UCLG, as one of the supporting partners, participated with a delegation of local and regional authorities. Five mayors, one governor and more than 10 ministers and high-level officers participated in the Mayors and Ministers Dialogue and the Stakeholder Dialogue, which also involved the private sector, academia, national governments and cooperation agencies.

Speakers from both developed and developing countries recognized the growing relevance of urban policies in national agendas; the need for more integrated national urban strategies that coordinate better with national development plans and key investments; and the need to strengthen financial capabilities for both national and local governments. Several countries presented their own experiences in national urban forums or national urban councils and committees, highlighting their value in supporting multilevel and multistakeholder dialogues. Diversity in institutional traditions and constraints, however, has made the interpretation of these concepts highly dependent on context: in many countries urban plans are still defined or approved directly by national governments and coordination is only limited to dialogue with national ministries. In his presentation, Shlomo Angel presented a few examples of the disastrous results of certain centralized approaches (e.g. ghost ‘new cities’ in the periphery of a metropolitan capital like Luanda, in Angola).

In their interventions, mayors called for a more bottom-up approach to the definition of urban strategies: simplified legal frameworks, adequate decentralization of resources and powers, better structured national/local partnerships, and especially innovation. Mayors from metropolitan areas advocated for more comprehensive planning and for polycentric city development approaches. They called for more cohesive and coordinated urban regions and stressed the importance of consultations on regional planning to strengthen urban-rural linkages. They argued for more balanced territorial development, so as to reduce the ever‑increasing inequalities among different types of urban settlements and between territories.

The morning of the second day was dedicated to thematic parallel sessions, co-organized by several partners, among which were C40, the Istanbul Metropolitan Municipality, a network of land and urban planning institutions (including the UCLG Committee on Urban Strategic Planning), the European Commission, UNECE, the World Resources Institute, and the Global Green Growth Institute. Over 30 national experiences with NUPs were presented in parallel sessions in the afternoon, including accounts from Africa, Asia, Europe, Latin America and MEWA, as well as a few sub-national regions such as Catalonia and the Niger State in Nigeria.
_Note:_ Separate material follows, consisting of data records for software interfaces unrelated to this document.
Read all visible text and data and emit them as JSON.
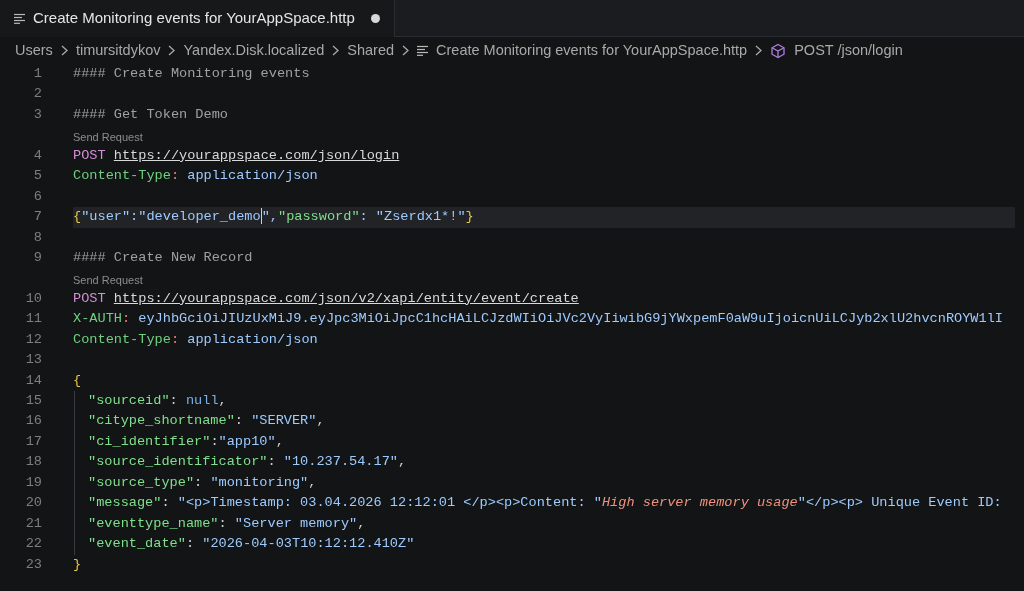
{
  "tab": {
    "title": "Create Monitoring events for YourAppSpace.http",
    "modified": true
  },
  "breadcrumbs": [
    {
      "kind": "folder",
      "text": "Users"
    },
    {
      "kind": "folder",
      "text": "timursitdykov"
    },
    {
      "kind": "folder",
      "text": "Yandex.Disk.localized"
    },
    {
      "kind": "folder",
      "text": "Shared"
    },
    {
      "kind": "file",
      "text": "Create Monitoring events for YourAppSpace.http"
    },
    {
      "kind": "symbol",
      "text": "POST /json/login"
    }
  ],
  "lines": [
    {
      "number": "1",
      "current": false,
      "tokens": [
        {
          "kind": "comment",
          "text": "#### Create Monitoring events"
        }
      ]
    },
    {
      "number": "2",
      "current": false
    },
    {
      "number": "3",
      "current": false,
      "tokens": [
        {
          "kind": "comment",
          "text": "#### Get Token Demo"
        }
      ]
    },
    {
      "number": "4",
      "current": false,
      "codelens": "Send Request",
      "tokens": [
        {
          "kind": "method",
          "text": "POST "
        },
        {
          "kind": "url",
          "text": "https://yourappspace.com/json/login"
        }
      ]
    },
    {
      "number": "5",
      "current": false,
      "tokens": [
        {
          "kind": "header",
          "text": "Content-Type"
        },
        {
          "kind": "colon",
          "text": ":"
        },
        {
          "kind": "value",
          "text": " application/json"
        }
      ]
    },
    {
      "number": "6",
      "current": false
    },
    {
      "number": "7",
      "current": true,
      "tokens": [
        {
          "kind": "brace",
          "text": "{"
        },
        {
          "kind": "value",
          "text": "\"user\":\"developer_demo"
        },
        {
          "kind": "cursor"
        },
        {
          "kind": "value",
          "text": "\","
        },
        {
          "kind": "key",
          "text": "\"password\""
        },
        {
          "kind": "value",
          "text": ": \"Zserdx1*!\""
        },
        {
          "kind": "brace",
          "text": "}"
        }
      ]
    },
    {
      "number": "8",
      "current": false
    },
    {
      "number": "9",
      "current": false,
      "tokens": [
        {
          "kind": "comment",
          "text": "#### Create New Record"
        }
      ]
    },
    {
      "number": "10",
      "current": false,
      "codelens": "Send Request",
      "tokens": [
        {
          "kind": "method",
          "text": "POST "
        },
        {
          "kind": "url",
          "text": "https://yourappspace.com/json/v2/xapi/entity/event/create"
        }
      ]
    },
    {
      "number": "11",
      "current": false,
      "tokens": [
        {
          "kind": "header",
          "text": "X-AUTH"
        },
        {
          "kind": "colon",
          "text": ":"
        },
        {
          "kind": "value",
          "text": " eyJhbGciOiJIUzUxMiJ9.eyJpc3MiOiJpcC1hcHAiLCJzdWIiOiJVc2VyIiwibG9jYWxpemF0aW9uIjoicnUiLCJyb2xlU2hvcnROYW1lI"
        }
      ]
    },
    {
      "number": "12",
      "current": false,
      "tokens": [
        {
          "kind": "header",
          "text": "Content-Type"
        },
        {
          "kind": "colon",
          "text": ":"
        },
        {
          "kind": "value",
          "text": " application/json"
        }
      ]
    },
    {
      "number": "13",
      "current": false
    },
    {
      "number": "14",
      "current": false,
      "tokens": [
        {
          "kind": "brace",
          "text": "{"
        }
      ]
    },
    {
      "number": "15",
      "current": false,
      "indent": true,
      "tokens": [
        {
          "kind": "key",
          "text": "\"sourceid\""
        },
        {
          "kind": "plain",
          "text": ": "
        },
        {
          "kind": "null",
          "text": "null"
        },
        {
          "kind": "plain",
          "text": ","
        }
      ]
    },
    {
      "number": "16",
      "current": false,
      "indent": true,
      "tokens": [
        {
          "kind": "key",
          "text": "\"citype_shortname\""
        },
        {
          "kind": "plain",
          "text": ": "
        },
        {
          "kind": "value",
          "text": "\"SERVER\""
        },
        {
          "kind": "plain",
          "text": ","
        }
      ]
    },
    {
      "number": "17",
      "current": false,
      "indent": true,
      "tokens": [
        {
          "kind": "key",
          "text": "\"ci_identifier\""
        },
        {
          "kind": "plain",
          "text": ":"
        },
        {
          "kind": "value",
          "text": "\"app10\""
        },
        {
          "kind": "plain",
          "text": ","
        }
      ]
    },
    {
      "number": "18",
      "current": false,
      "indent": true,
      "tokens": [
        {
          "kind": "key",
          "text": "\"source_identificator\""
        },
        {
          "kind": "plain",
          "text": ": "
        },
        {
          "kind": "value",
          "text": "\"10.237.54.17\""
        },
        {
          "kind": "plain",
          "text": ","
        }
      ]
    },
    {
      "number": "19",
      "current": false,
      "indent": true,
      "tokens": [
        {
          "kind": "key",
          "text": "\"source_type\""
        },
        {
          "kind": "plain",
          "text": ": "
        },
        {
          "kind": "value",
          "text": "\"monitoring\""
        },
        {
          "kind": "plain",
          "text": ","
        }
      ]
    },
    {
      "number": "20",
      "current": false,
      "indent": true,
      "tokens": [
        {
          "kind": "key",
          "text": "\"message\""
        },
        {
          "kind": "plain",
          "text": ": "
        },
        {
          "kind": "value",
          "text": "\"<p>Timestamp: 03.04.2026 12:12:01 </p><p>Content: \""
        },
        {
          "kind": "emphasis",
          "text": "High server memory usage"
        },
        {
          "kind": "value",
          "text": "\"</p><p> Unique Event ID:"
        }
      ]
    },
    {
      "number": "21",
      "current": false,
      "indent": true,
      "tokens": [
        {
          "kind": "key",
          "text": "\"eventtype_name\""
        },
        {
          "kind": "plain",
          "text": ": "
        },
        {
          "kind": "value",
          "text": "\"Server memory\""
        },
        {
          "kind": "plain",
          "text": ","
        }
      ]
    },
    {
      "number": "22",
      "current": false,
      "indent": true,
      "tokens": [
        {
          "kind": "key",
          "text": "\"event_date\""
        },
        {
          "kind": "plain",
          "text": ": "
        },
        {
          "kind": "value",
          "text": "\"2026-04-03T10:12:12.410Z\""
        }
      ]
    },
    {
      "number": "23",
      "current": false,
      "tokens": [
        {
          "kind": "brace",
          "text": "}"
        }
      ]
    }
  ]
}
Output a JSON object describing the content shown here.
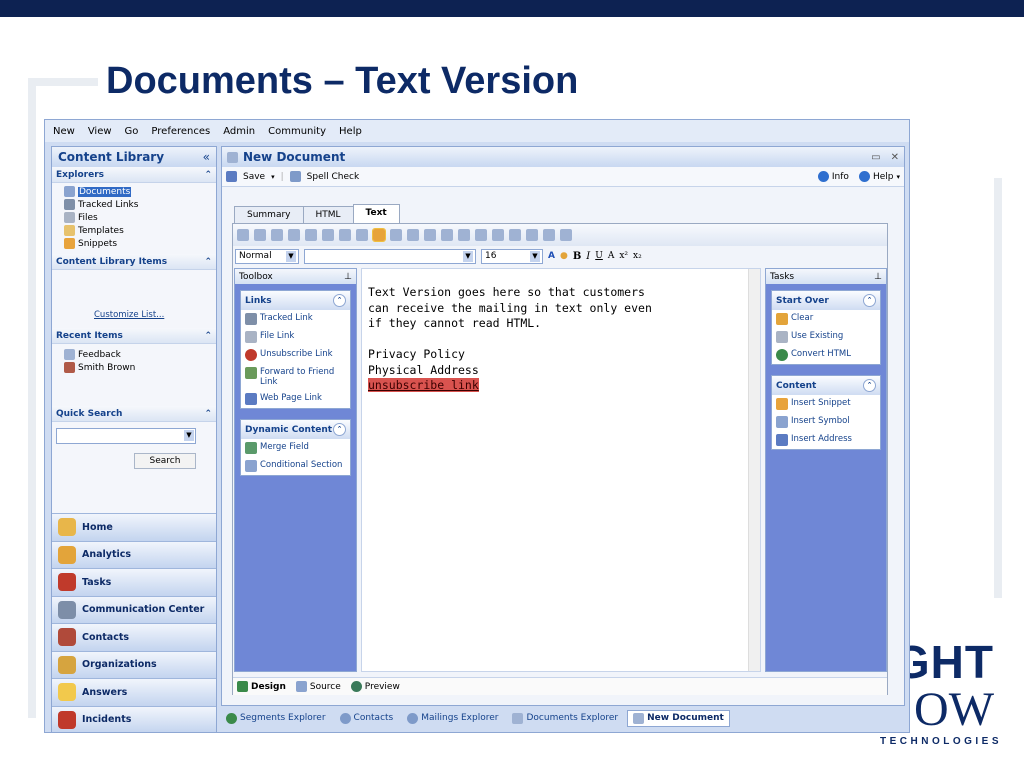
{
  "slide": {
    "title": "Documents – Text Version"
  },
  "logo": {
    "line1": "IGHT",
    "line2": "OW",
    "line3": "TECHNOLOGIES"
  },
  "menu": [
    "New",
    "View",
    "Go",
    "Preferences",
    "Admin",
    "Community",
    "Help"
  ],
  "left_panel": {
    "title": "Content Library",
    "collapse_glyph": "«",
    "explorers": {
      "header": "Explorers",
      "items": [
        {
          "label": "Documents",
          "icon": "documents-icon",
          "selected": true
        },
        {
          "label": "Tracked Links",
          "icon": "tracked-links-icon"
        },
        {
          "label": "Files",
          "icon": "files-icon"
        },
        {
          "label": "Templates",
          "icon": "templates-icon"
        },
        {
          "label": "Snippets",
          "icon": "snippets-icon"
        }
      ]
    },
    "content_library_items": {
      "header": "Content Library Items",
      "link": "Customize List..."
    },
    "recent_items": {
      "header": "Recent Items",
      "items": [
        {
          "label": "Feedback",
          "icon": "document-icon"
        },
        {
          "label": "Smith Brown",
          "icon": "contact-card-icon"
        }
      ]
    },
    "quick_search": {
      "header": "Quick Search",
      "button": "Search"
    },
    "nav": [
      {
        "label": "Home",
        "icon": "home-icon",
        "color": "#e8b64a"
      },
      {
        "label": "Analytics",
        "icon": "analytics-icon",
        "color": "#e3a43a"
      },
      {
        "label": "Tasks",
        "icon": "tasks-icon",
        "color": "#c03a2b"
      },
      {
        "label": "Communication Center",
        "icon": "communication-icon",
        "color": "#7d8ea8"
      },
      {
        "label": "Contacts",
        "icon": "contacts-icon",
        "color": "#b04a3a"
      },
      {
        "label": "Organizations",
        "icon": "organizations-icon",
        "color": "#d6a43f"
      },
      {
        "label": "Answers",
        "icon": "answers-icon",
        "color": "#f2c94c"
      },
      {
        "label": "Incidents",
        "icon": "incidents-icon",
        "color": "#c0392b"
      }
    ]
  },
  "document": {
    "title": "New Document",
    "toolbar": {
      "save": "Save",
      "spell_check": "Spell Check",
      "info": "Info",
      "help": "Help"
    },
    "tabs": [
      {
        "label": "Summary",
        "active": false
      },
      {
        "label": "HTML",
        "active": false
      },
      {
        "label": "Text",
        "active": true
      }
    ],
    "format": {
      "style": "Normal",
      "size": "16"
    },
    "toolbox": {
      "title": "Toolbox",
      "links_card": {
        "header": "Links",
        "items": [
          {
            "label": "Tracked Link",
            "icon": "tracked-link-icon"
          },
          {
            "label": "File Link",
            "icon": "file-link-icon"
          },
          {
            "label": "Unsubscribe Link",
            "icon": "unsubscribe-link-icon"
          },
          {
            "label": "Forward to Friend Link",
            "icon": "forward-friend-icon"
          },
          {
            "label": "Web Page Link",
            "icon": "web-page-link-icon"
          }
        ]
      },
      "dynamic_card": {
        "header": "Dynamic Content",
        "items": [
          {
            "label": "Merge Field",
            "icon": "merge-field-icon"
          },
          {
            "label": "Conditional Section",
            "icon": "conditional-section-icon"
          }
        ]
      }
    },
    "editor": {
      "lines": [
        "Text Version goes here so that customers",
        "can receive the mailing in text only even",
        "if they cannot read HTML.",
        "",
        "Privacy Policy",
        "Physical Address"
      ],
      "highlighted": "unsubscribe link"
    },
    "tasks": {
      "title": "Tasks",
      "start_over": {
        "header": "Start Over",
        "items": [
          {
            "label": "Clear",
            "icon": "clear-icon"
          },
          {
            "label": "Use Existing",
            "icon": "use-existing-icon"
          },
          {
            "label": "Convert HTML",
            "icon": "convert-html-icon"
          }
        ]
      },
      "content": {
        "header": "Content",
        "items": [
          {
            "label": "Insert Snippet",
            "icon": "insert-snippet-icon"
          },
          {
            "label": "Insert Symbol",
            "icon": "insert-symbol-icon"
          },
          {
            "label": "Insert Address",
            "icon": "insert-address-icon"
          }
        ]
      }
    },
    "bottom_tabs": [
      {
        "label": "Design",
        "active": true
      },
      {
        "label": "Source",
        "active": false
      },
      {
        "label": "Preview",
        "active": false
      }
    ]
  },
  "window_tabs": [
    {
      "label": "Segments Explorer",
      "active": false
    },
    {
      "label": "Contacts",
      "active": false
    },
    {
      "label": "Mailings Explorer",
      "active": false
    },
    {
      "label": "Documents Explorer",
      "active": false
    },
    {
      "label": "New Document",
      "active": true
    }
  ]
}
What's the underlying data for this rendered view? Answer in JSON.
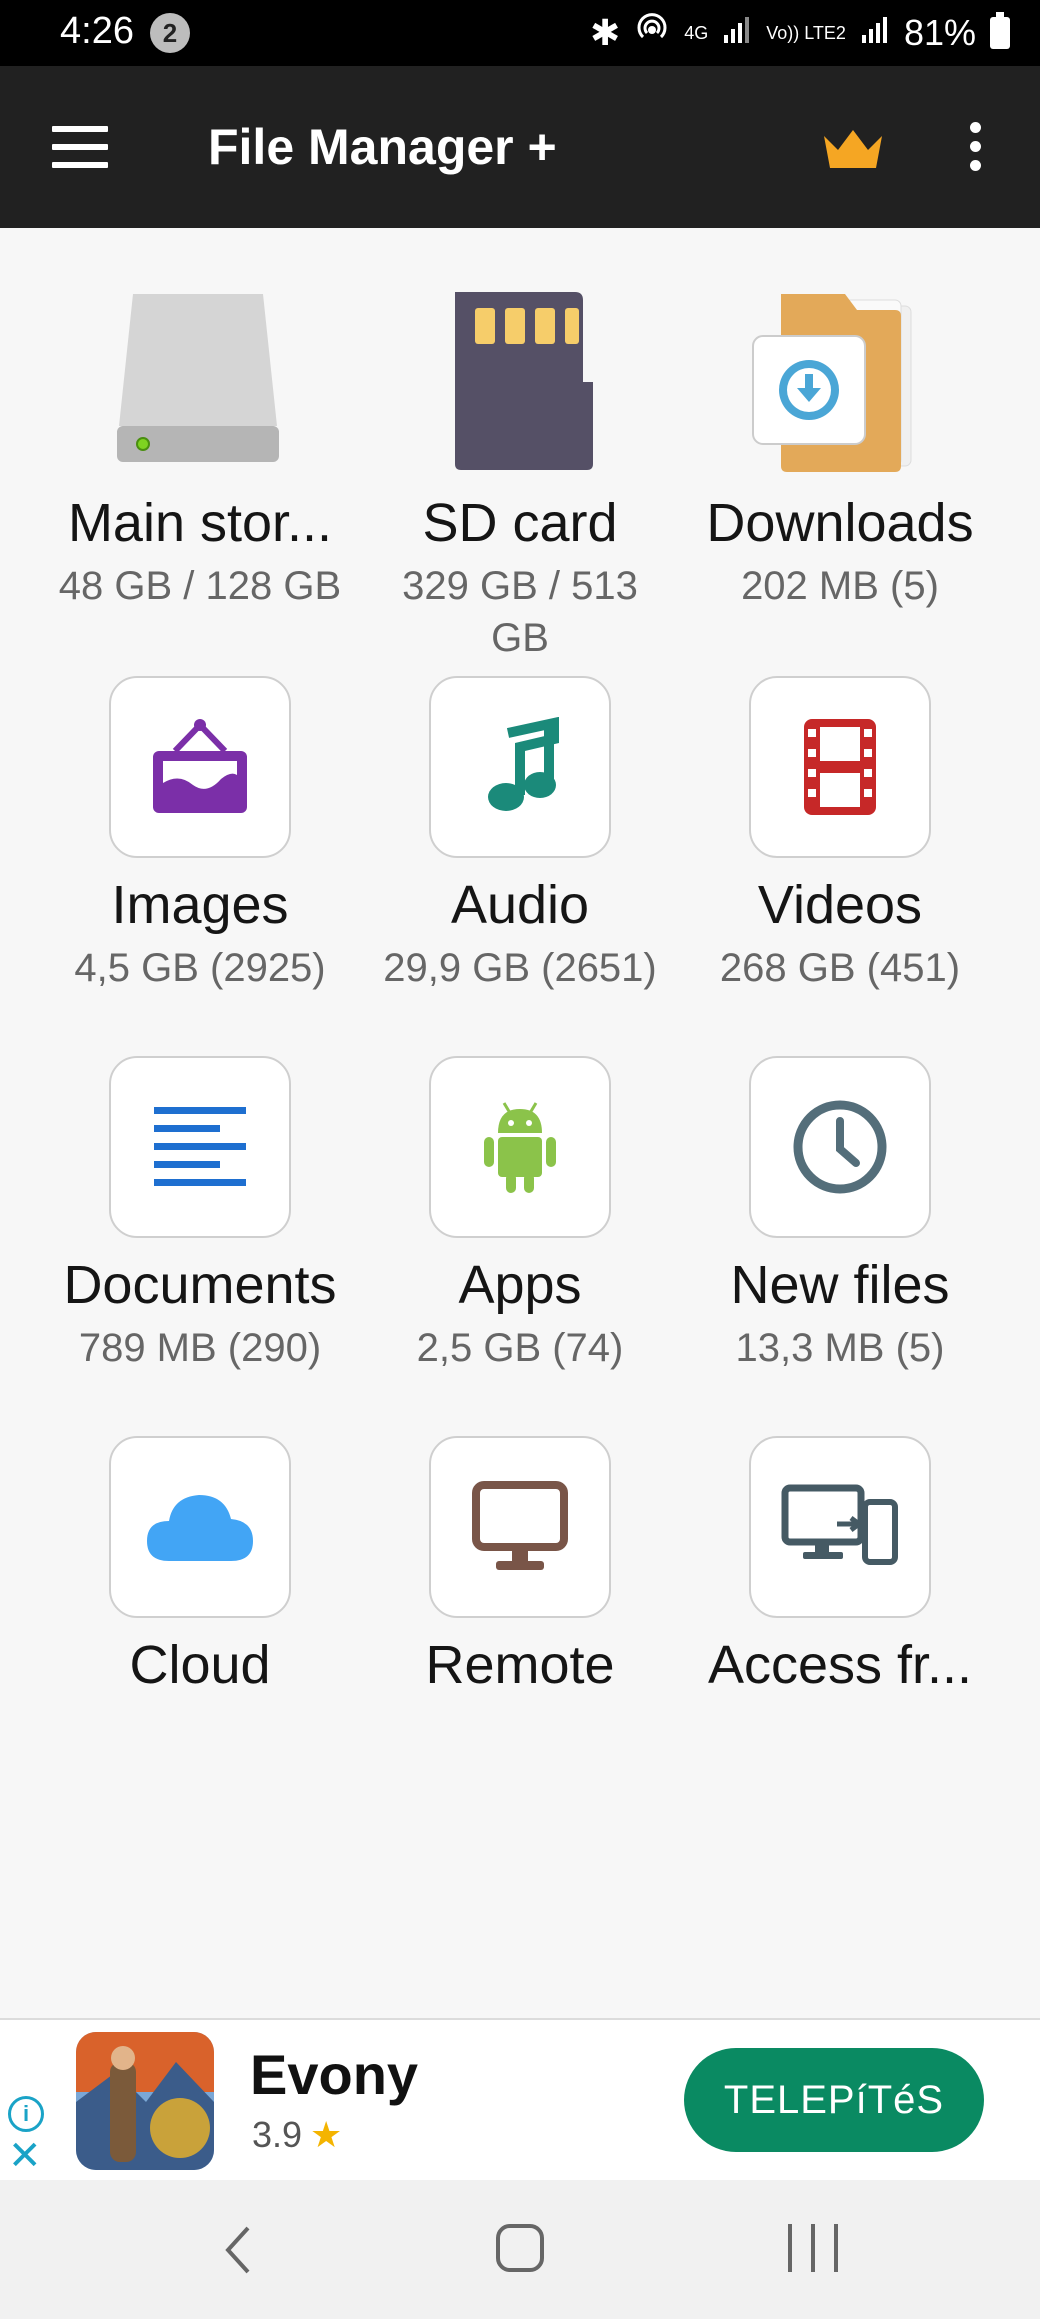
{
  "status_bar": {
    "time": "4:26",
    "notification_count": "2",
    "network_4g": "4G",
    "volte": "Vo)) LTE2",
    "battery": "81%"
  },
  "app_bar": {
    "title": "File Manager +"
  },
  "tiles": [
    {
      "label": "Main stor...",
      "sub": "48 GB / 128 GB",
      "icon": "storage-drive-icon"
    },
    {
      "label": "SD card",
      "sub": "329 GB / 513 GB",
      "icon": "sd-card-icon"
    },
    {
      "label": "Downloads",
      "sub": "202 MB (5)",
      "icon": "downloads-folder-icon"
    },
    {
      "label": "Images",
      "sub": "4,5 GB (2925)",
      "icon": "image-icon"
    },
    {
      "label": "Audio",
      "sub": "29,9 GB (2651)",
      "icon": "music-note-icon"
    },
    {
      "label": "Videos",
      "sub": "268 GB (451)",
      "icon": "film-icon"
    },
    {
      "label": "Documents",
      "sub": "789 MB (290)",
      "icon": "document-lines-icon"
    },
    {
      "label": "Apps",
      "sub": "2,5 GB (74)",
      "icon": "android-icon"
    },
    {
      "label": "New files",
      "sub": "13,3 MB (5)",
      "icon": "clock-icon"
    },
    {
      "label": "Cloud",
      "sub": "",
      "icon": "cloud-icon"
    },
    {
      "label": "Remote",
      "sub": "",
      "icon": "monitor-icon"
    },
    {
      "label": "Access fr...",
      "sub": "",
      "icon": "devices-icon"
    }
  ],
  "ad": {
    "app_name": "Evony",
    "rating": "3.9",
    "star": "★",
    "install_label": "TELEPíTéS",
    "info_glyph": "i",
    "close_glyph": "✕"
  },
  "colors": {
    "app_bar": "#212121",
    "crown": "#f5a623",
    "install_button": "#0a8a62",
    "images_purple": "#7b2fa8",
    "audio_teal": "#1b8a7a",
    "videos_red": "#c62828",
    "documents_blue": "#1e6fd0",
    "apps_green": "#8bc34a",
    "clock_slate": "#546e7a",
    "cloud_blue": "#42a5f5",
    "remote_brown": "#795548",
    "access_gray": "#455a64"
  }
}
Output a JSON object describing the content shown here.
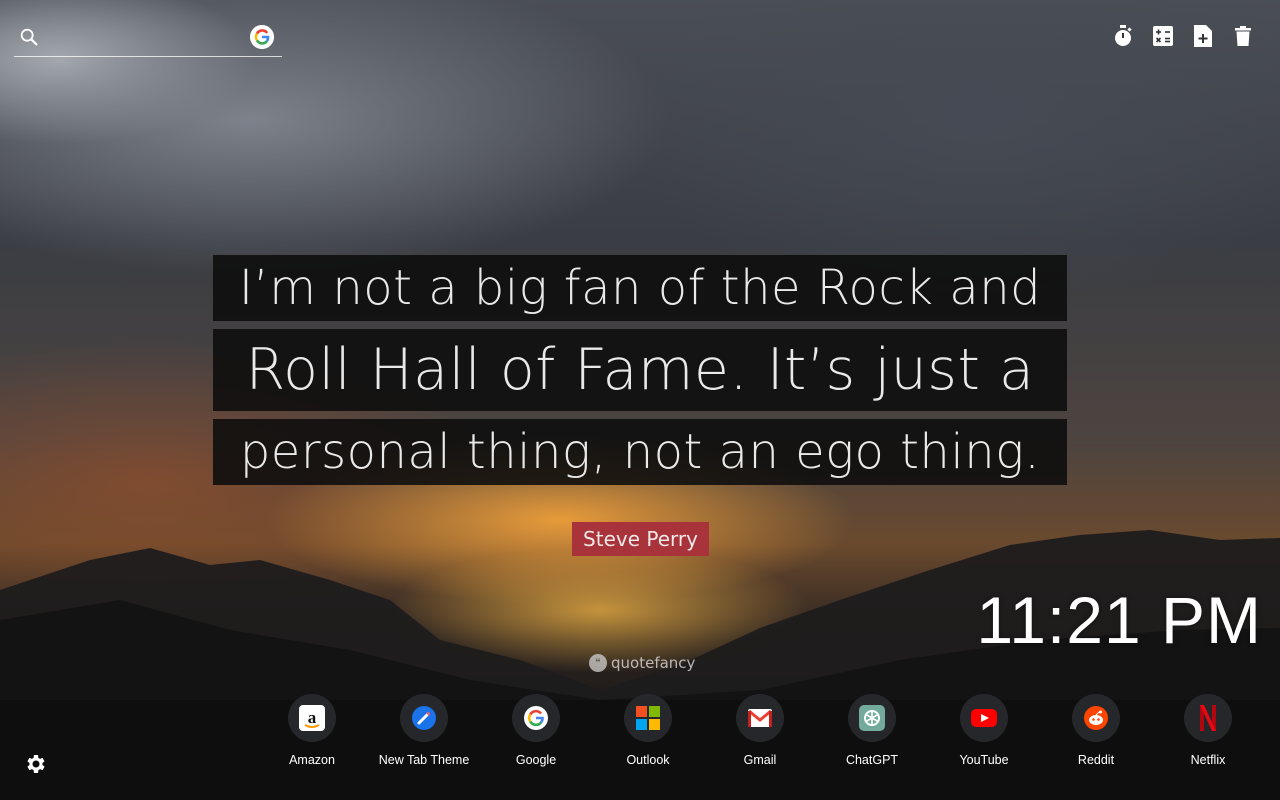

In parallel with the Country Experiences Sessions, the agenda included a closed meeting on the afternoon of 16 May to discuss the implementation of the National Urban Policy Programme (NUPP). This joint programme was launched during Habitat III by UN-Habitat, OECD and Cities Alliance to support the implementation of the New Urban Agenda. Its objective is to develop a knowledge-based platform that facilitates exchanges and the delivery of technical assistance to enhance policy-makers’ capacities, provide direct support to stakeholders involved and monitor the progress of NUPs. The meeting was chaired by Joan Clos (UN-Habitat) and Joaquim Oliveira (OECD) and brought together about 40 representatives from member states (Argentina, Chile, Cuba, Germany, Korea, and Japan), local governments (UCLG), international institutions (European Commission, UNECE, UNESCWA), and foundations (Ford, Word Resources Institute), as well as academia and think tanks (IHSS, Coalition for Urban Transition, supported by C40). Many of them expressed their commitment to keep contributing to the implementation of the NUPP in the future.

Following the Bogota Commitmentlocal and regional governments need to be active and demanding partners in this initiative, so as to promote coherent and integrated national urban and regional policies. The participation of LRGs in the IC-NUP was a demonstration of this commitment, however further steps in this direction will be needed for the process to become more inclusive and co-owned.


Article by UCLG
Photo Credits: UCLG/Edgardo Bilsky (CC)